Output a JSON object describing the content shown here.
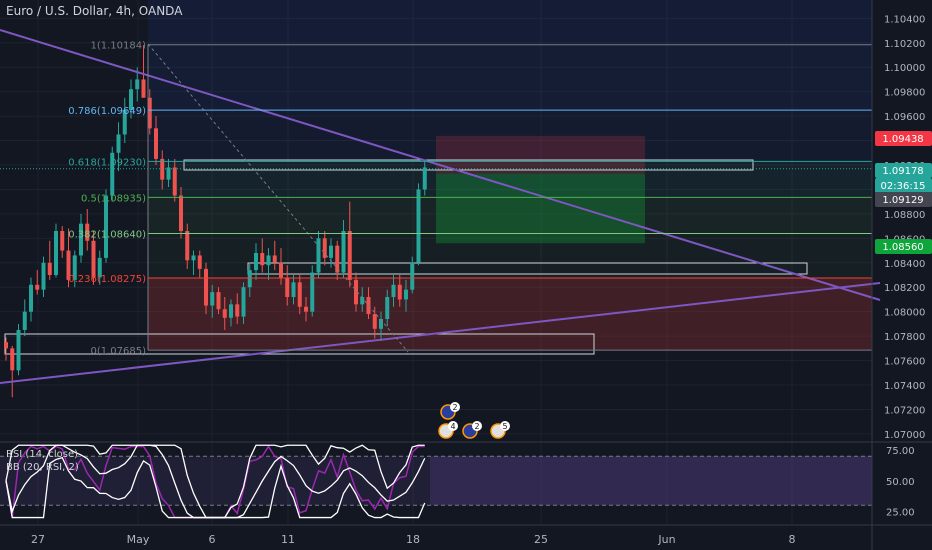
{
  "header": {
    "title": "Euro / U.S. Dollar, 4h, OANDA"
  },
  "indicators": {
    "rsi_label": "RSI (14, close)",
    "bb_label": "BB (20, RSI, 2)"
  },
  "price_axis": {
    "ticks": [
      "1.10400",
      "1.10200",
      "1.10000",
      "1.09800",
      "1.09600",
      "1.09400",
      "1.09200",
      "1.09000",
      "1.08800",
      "1.08600",
      "1.08400",
      "1.08200",
      "1.08000",
      "1.07800",
      "1.07600",
      "1.07400",
      "1.07200",
      "1.07000"
    ],
    "badges": [
      {
        "text": "1.09438",
        "color": "#f23645"
      },
      {
        "text": "1.09178",
        "color": "#26a69a"
      },
      {
        "text": "02:36:15",
        "color": "#26a69a"
      },
      {
        "text": "1.09129",
        "color": "#434651"
      },
      {
        "text": "1.08560",
        "color": "#0ea53a"
      }
    ]
  },
  "rsi_axis": {
    "ticks": [
      "75.00",
      "50.00",
      "25.00"
    ]
  },
  "time_axis": {
    "ticks": [
      "27",
      "May",
      "6",
      "11",
      "18",
      "25",
      "Jun",
      "8"
    ]
  },
  "events": [
    {
      "label": "2",
      "icon": "eu-flag-icon"
    },
    {
      "label": "4",
      "icon": "us-flag-icon"
    },
    {
      "label": "2",
      "icon": "eu-flag-icon"
    },
    {
      "label": "5",
      "icon": "us-flag-icon"
    }
  ],
  "colors": {
    "up": "#26a69a",
    "down": "#ef5350",
    "bg": "#131722",
    "trendline": "#7e57c2",
    "fib_line": "#2962ff"
  },
  "chart_data": {
    "type": "candlestick",
    "symbol": "EURUSD",
    "timeframe": "4h",
    "ylim": [
      1.0695,
      1.1055
    ],
    "fibonacci": [
      {
        "label": "1(1.10184)",
        "level": 1,
        "price": 1.10184,
        "color": "#787b86"
      },
      {
        "label": "0.786(1.09649)",
        "level": 0.786,
        "price": 1.09649,
        "color": "#64b5f6"
      },
      {
        "label": "0.618(1.09230)",
        "level": 0.618,
        "price": 1.0923,
        "color": "#26a69a"
      },
      {
        "label": "0.5(1.08935)",
        "level": 0.5,
        "price": 1.08935,
        "color": "#4caf50"
      },
      {
        "label": "0.382(1.08640)",
        "level": 0.382,
        "price": 1.0864,
        "color": "#81c784"
      },
      {
        "label": "0.236(1.08275)",
        "level": 0.236,
        "price": 1.08275,
        "color": "#f44336"
      },
      {
        "label": "0(1.07685)",
        "level": 0,
        "price": 1.07685,
        "color": "#787b86"
      }
    ],
    "position": {
      "entry": 1.09129,
      "stop": 1.09438,
      "target": 1.0856
    },
    "last_price": 1.09178,
    "countdown": "02:36:15",
    "rsi": {
      "overbought": 70,
      "oversold": 30,
      "last": 70
    },
    "candles": [
      [
        1.0775,
        1.0779,
        1.076,
        1.077
      ],
      [
        1.077,
        1.0772,
        1.073,
        1.0752
      ],
      [
        1.0752,
        1.079,
        1.0748,
        1.0785
      ],
      [
        1.0785,
        1.081,
        1.078,
        1.08
      ],
      [
        1.08,
        1.0828,
        1.0792,
        1.0822
      ],
      [
        1.0822,
        1.0834,
        1.0814,
        1.0818
      ],
      [
        1.0818,
        1.0845,
        1.0812,
        1.084
      ],
      [
        1.084,
        1.0858,
        1.0826,
        1.083
      ],
      [
        1.083,
        1.0872,
        1.0828,
        1.0866
      ],
      [
        1.0866,
        1.087,
        1.0844,
        1.085
      ],
      [
        1.085,
        1.0868,
        1.082,
        1.0826
      ],
      [
        1.0826,
        1.085,
        1.082,
        1.0846
      ],
      [
        1.0846,
        1.088,
        1.084,
        1.0872
      ],
      [
        1.0872,
        1.0884,
        1.085,
        1.0858
      ],
      [
        1.0858,
        1.0866,
        1.0822,
        1.0828
      ],
      [
        1.0828,
        1.085,
        1.0822,
        1.0844
      ],
      [
        1.0844,
        1.09,
        1.084,
        1.0895
      ],
      [
        1.0895,
        1.0935,
        1.089,
        1.093
      ],
      [
        1.093,
        1.0955,
        1.0915,
        1.0945
      ],
      [
        1.0945,
        1.0975,
        1.0938,
        1.0965
      ],
      [
        1.0965,
        1.099,
        1.0958,
        1.0982
      ],
      [
        1.0982,
        1.1,
        1.0972,
        1.099
      ],
      [
        1.099,
        1.1018,
        1.098,
        1.0975
      ],
      [
        1.0975,
        1.0982,
        1.0945,
        1.095
      ],
      [
        1.095,
        1.096,
        1.092,
        1.0925
      ],
      [
        1.0925,
        1.0932,
        1.09,
        1.0908
      ],
      [
        1.0908,
        1.0925,
        1.0902,
        1.0918
      ],
      [
        1.0918,
        1.0925,
        1.089,
        1.0895
      ],
      [
        1.0895,
        1.0902,
        1.086,
        1.0866
      ],
      [
        1.0866,
        1.0872,
        1.0835,
        1.0842
      ],
      [
        1.0842,
        1.085,
        1.083,
        1.0846
      ],
      [
        1.0846,
        1.085,
        1.0828,
        1.0835
      ],
      [
        1.0835,
        1.084,
        1.0798,
        1.0805
      ],
      [
        1.0805,
        1.0822,
        1.0795,
        1.0816
      ],
      [
        1.0816,
        1.082,
        1.0798,
        1.0802
      ],
      [
        1.0802,
        1.0812,
        1.0785,
        1.0795
      ],
      [
        1.0795,
        1.081,
        1.0788,
        1.0806
      ],
      [
        1.0806,
        1.0815,
        1.079,
        1.0796
      ],
      [
        1.0796,
        1.0824,
        1.079,
        1.082
      ],
      [
        1.082,
        1.084,
        1.0812,
        1.0834
      ],
      [
        1.0834,
        1.0856,
        1.0826,
        1.0848
      ],
      [
        1.0848,
        1.086,
        1.0832,
        1.0838
      ],
      [
        1.0838,
        1.0852,
        1.0826,
        1.0846
      ],
      [
        1.0846,
        1.0858,
        1.0834,
        1.084
      ],
      [
        1.084,
        1.0852,
        1.0822,
        1.0828
      ],
      [
        1.0828,
        1.0838,
        1.0805,
        1.0812
      ],
      [
        1.0812,
        1.083,
        1.0806,
        1.0824
      ],
      [
        1.0824,
        1.083,
        1.0798,
        1.0804
      ],
      [
        1.0804,
        1.0812,
        1.0792,
        1.08
      ],
      [
        1.08,
        1.0838,
        1.0796,
        1.0832
      ],
      [
        1.0832,
        1.0866,
        1.0828,
        1.086
      ],
      [
        1.086,
        1.0866,
        1.0838,
        1.0844
      ],
      [
        1.0844,
        1.086,
        1.0836,
        1.0854
      ],
      [
        1.0854,
        1.0858,
        1.0826,
        1.0832
      ],
      [
        1.0832,
        1.0875,
        1.0828,
        1.0866
      ],
      [
        1.0866,
        1.089,
        1.082,
        1.0826
      ],
      [
        1.0826,
        1.0832,
        1.08,
        1.0806
      ],
      [
        1.0806,
        1.082,
        1.08,
        1.0812
      ],
      [
        1.0812,
        1.082,
        1.0794,
        1.0798
      ],
      [
        1.0798,
        1.0804,
        1.0778,
        1.0786
      ],
      [
        1.0786,
        1.08,
        1.0776,
        1.0794
      ],
      [
        1.0794,
        1.0818,
        1.0788,
        1.0812
      ],
      [
        1.0812,
        1.083,
        1.0804,
        1.0822
      ],
      [
        1.0822,
        1.083,
        1.0804,
        1.081
      ],
      [
        1.081,
        1.0826,
        1.08,
        1.0818
      ],
      [
        1.0818,
        1.0845,
        1.0815,
        1.084
      ],
      [
        1.084,
        1.0905,
        1.0838,
        1.09
      ],
      [
        1.09,
        1.0924,
        1.0895,
        1.0918
      ]
    ]
  }
}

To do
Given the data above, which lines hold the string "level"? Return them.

Answer to the problem
        "level": 1,
        "level": 0.786,
        "level": 0.618,
        "level": 0.5,
        "level": 0.382,
        "level": 0.236,
        "level": 0,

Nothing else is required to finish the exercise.